= Beginning of Section =
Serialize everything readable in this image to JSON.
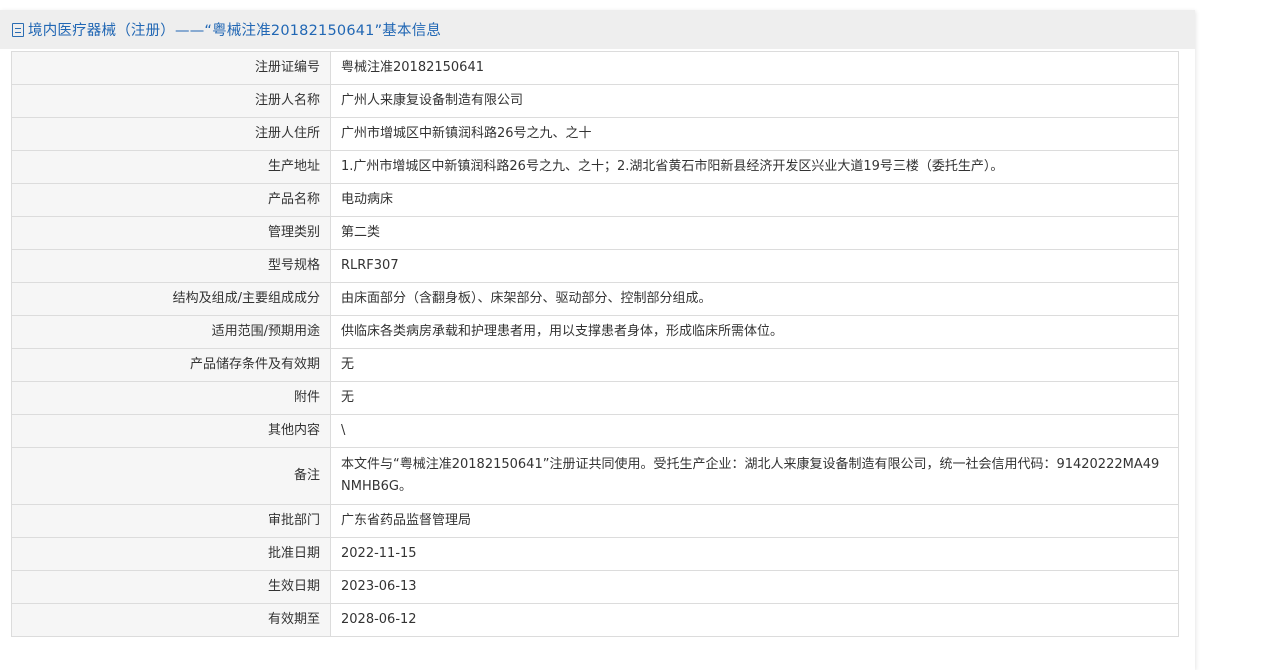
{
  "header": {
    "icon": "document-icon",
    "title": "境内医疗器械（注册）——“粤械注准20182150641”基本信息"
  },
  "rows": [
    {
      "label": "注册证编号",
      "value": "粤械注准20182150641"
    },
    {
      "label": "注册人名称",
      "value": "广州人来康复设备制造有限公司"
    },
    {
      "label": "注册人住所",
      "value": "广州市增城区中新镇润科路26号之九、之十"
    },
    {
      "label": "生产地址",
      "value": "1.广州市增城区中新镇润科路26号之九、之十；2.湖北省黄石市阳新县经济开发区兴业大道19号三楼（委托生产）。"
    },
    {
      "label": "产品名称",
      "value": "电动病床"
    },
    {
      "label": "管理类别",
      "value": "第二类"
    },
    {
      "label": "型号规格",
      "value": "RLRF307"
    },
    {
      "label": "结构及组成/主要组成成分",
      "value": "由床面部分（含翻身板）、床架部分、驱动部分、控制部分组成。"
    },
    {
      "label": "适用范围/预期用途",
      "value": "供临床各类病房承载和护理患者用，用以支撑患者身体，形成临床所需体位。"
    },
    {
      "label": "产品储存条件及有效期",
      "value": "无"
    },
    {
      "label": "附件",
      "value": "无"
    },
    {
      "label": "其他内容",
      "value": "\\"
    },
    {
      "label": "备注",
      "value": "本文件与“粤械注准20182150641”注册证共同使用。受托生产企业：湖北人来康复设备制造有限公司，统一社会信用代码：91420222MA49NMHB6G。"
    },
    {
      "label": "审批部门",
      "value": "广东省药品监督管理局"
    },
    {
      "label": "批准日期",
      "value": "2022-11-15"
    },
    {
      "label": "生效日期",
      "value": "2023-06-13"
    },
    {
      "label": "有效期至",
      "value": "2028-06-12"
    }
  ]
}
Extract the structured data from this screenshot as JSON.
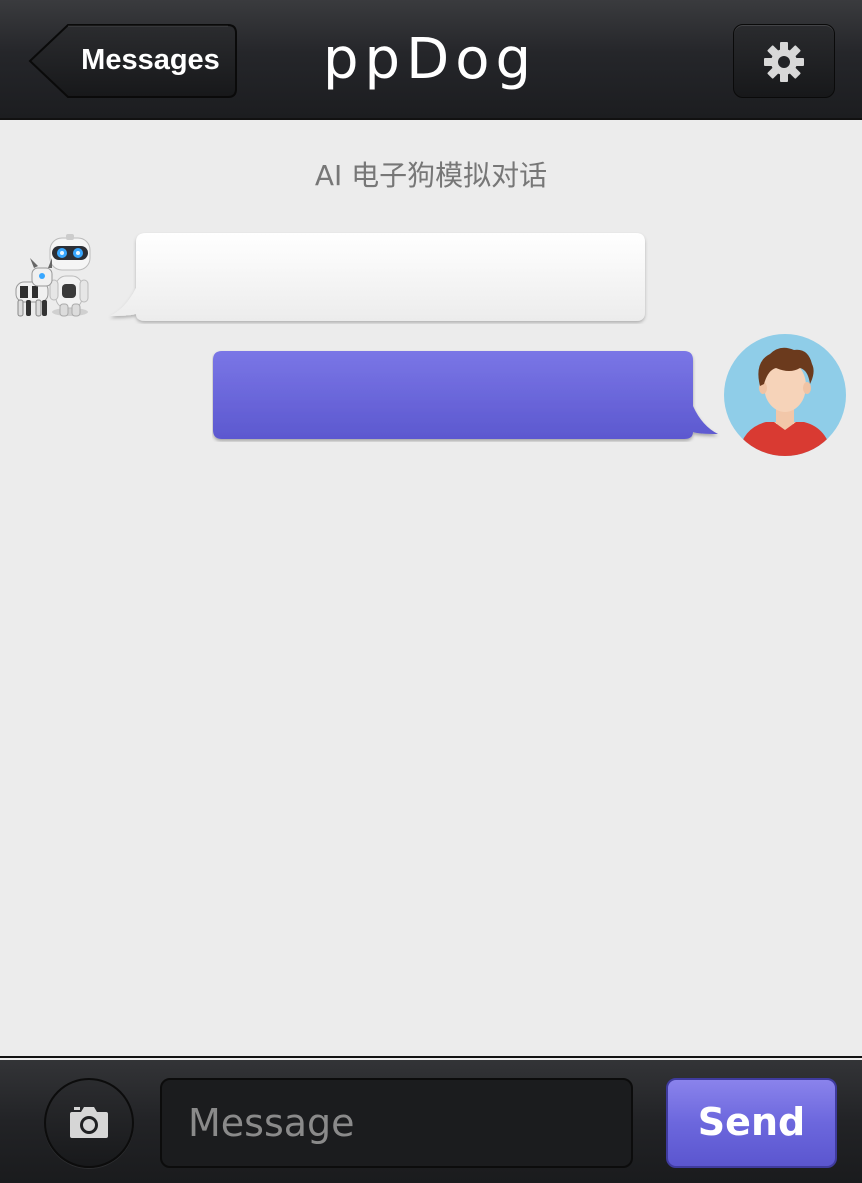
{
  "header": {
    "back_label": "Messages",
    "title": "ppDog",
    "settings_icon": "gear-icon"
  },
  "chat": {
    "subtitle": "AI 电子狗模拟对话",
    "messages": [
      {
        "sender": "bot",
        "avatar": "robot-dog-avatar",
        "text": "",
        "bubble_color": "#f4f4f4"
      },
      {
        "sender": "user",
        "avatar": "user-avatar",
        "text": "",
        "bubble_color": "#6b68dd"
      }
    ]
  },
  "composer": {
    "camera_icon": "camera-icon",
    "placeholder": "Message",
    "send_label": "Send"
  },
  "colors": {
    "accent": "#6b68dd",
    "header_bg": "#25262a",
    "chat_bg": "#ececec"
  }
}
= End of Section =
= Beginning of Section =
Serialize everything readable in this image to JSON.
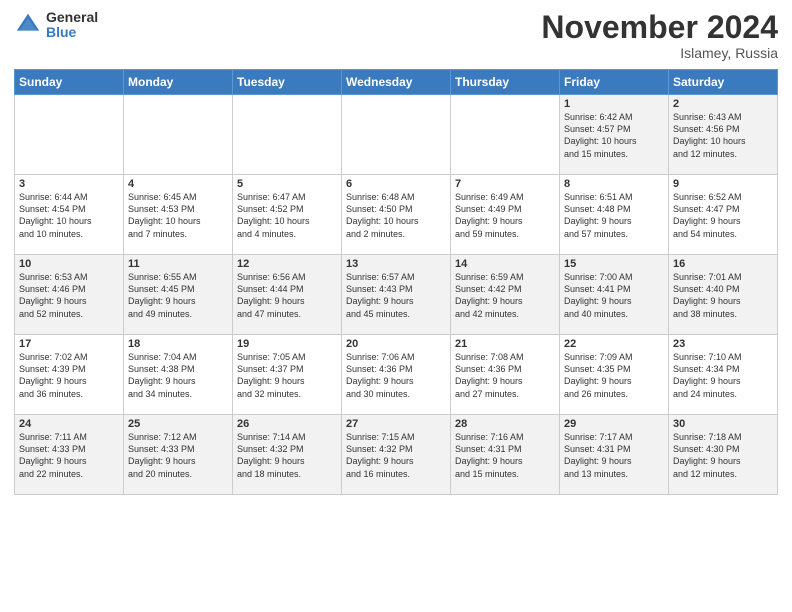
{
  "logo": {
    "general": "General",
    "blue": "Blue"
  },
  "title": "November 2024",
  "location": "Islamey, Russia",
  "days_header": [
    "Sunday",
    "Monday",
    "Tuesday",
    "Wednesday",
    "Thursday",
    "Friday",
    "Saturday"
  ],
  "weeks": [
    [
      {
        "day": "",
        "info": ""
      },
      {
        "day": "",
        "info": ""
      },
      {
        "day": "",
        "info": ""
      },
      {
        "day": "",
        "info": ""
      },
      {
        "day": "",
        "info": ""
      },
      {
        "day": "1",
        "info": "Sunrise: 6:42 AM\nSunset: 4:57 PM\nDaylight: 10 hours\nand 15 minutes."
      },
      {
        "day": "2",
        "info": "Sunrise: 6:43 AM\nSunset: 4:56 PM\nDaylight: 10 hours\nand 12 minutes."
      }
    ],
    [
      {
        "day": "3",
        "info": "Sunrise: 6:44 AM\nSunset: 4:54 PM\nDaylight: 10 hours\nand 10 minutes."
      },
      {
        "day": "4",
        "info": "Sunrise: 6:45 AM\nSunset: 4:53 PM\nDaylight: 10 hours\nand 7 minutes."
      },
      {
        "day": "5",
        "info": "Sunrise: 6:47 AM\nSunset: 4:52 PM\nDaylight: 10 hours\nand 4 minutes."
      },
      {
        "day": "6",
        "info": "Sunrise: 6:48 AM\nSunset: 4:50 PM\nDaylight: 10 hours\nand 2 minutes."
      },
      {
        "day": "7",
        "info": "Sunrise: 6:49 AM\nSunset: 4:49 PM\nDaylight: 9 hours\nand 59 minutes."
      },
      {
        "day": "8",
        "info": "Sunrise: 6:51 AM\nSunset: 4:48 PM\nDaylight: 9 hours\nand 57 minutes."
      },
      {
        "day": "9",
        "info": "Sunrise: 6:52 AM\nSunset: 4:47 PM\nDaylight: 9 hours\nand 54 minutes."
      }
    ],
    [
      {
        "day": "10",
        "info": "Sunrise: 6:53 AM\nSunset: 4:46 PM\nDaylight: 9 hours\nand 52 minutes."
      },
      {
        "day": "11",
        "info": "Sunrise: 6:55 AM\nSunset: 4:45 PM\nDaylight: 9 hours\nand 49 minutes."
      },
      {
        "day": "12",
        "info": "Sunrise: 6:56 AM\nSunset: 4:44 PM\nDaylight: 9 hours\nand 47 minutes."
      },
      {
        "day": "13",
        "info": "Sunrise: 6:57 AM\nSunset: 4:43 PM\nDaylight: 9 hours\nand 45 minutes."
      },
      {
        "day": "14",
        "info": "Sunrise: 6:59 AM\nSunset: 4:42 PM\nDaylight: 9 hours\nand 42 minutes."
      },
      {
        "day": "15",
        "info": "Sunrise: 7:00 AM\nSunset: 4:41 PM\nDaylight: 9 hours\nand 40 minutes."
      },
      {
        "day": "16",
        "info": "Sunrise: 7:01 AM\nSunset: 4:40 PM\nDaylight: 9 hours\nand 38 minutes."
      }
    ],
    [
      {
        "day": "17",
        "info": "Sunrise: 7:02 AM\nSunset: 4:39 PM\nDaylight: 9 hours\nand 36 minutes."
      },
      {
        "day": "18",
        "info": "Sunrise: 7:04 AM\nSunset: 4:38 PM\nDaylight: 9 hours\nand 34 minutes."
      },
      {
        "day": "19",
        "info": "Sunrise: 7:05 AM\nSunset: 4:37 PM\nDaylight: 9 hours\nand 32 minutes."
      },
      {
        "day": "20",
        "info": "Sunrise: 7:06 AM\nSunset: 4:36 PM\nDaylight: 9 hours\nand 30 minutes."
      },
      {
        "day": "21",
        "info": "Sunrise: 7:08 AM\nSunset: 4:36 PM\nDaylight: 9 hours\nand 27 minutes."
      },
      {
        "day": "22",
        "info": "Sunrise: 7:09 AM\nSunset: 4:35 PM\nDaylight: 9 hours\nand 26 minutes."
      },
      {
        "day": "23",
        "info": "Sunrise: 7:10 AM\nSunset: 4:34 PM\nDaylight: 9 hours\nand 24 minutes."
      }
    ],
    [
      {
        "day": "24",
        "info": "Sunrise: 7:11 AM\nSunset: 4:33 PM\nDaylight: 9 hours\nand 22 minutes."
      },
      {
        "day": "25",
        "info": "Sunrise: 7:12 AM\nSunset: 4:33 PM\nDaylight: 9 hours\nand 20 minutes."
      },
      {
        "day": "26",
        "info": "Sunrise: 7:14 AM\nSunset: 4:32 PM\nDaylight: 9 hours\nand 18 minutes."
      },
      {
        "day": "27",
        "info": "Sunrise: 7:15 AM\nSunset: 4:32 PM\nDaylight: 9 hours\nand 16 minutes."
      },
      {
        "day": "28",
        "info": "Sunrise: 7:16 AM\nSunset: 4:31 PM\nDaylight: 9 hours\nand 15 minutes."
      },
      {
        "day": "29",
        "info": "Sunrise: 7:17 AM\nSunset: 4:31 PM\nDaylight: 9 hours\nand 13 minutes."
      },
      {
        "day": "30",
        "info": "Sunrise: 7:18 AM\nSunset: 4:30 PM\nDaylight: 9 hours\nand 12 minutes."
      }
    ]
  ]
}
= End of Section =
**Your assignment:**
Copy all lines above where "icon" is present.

**Output:**
    "icon": "document-icon",
    "settings_icon": "gear-icon"
    "camera_icon": "camera-icon",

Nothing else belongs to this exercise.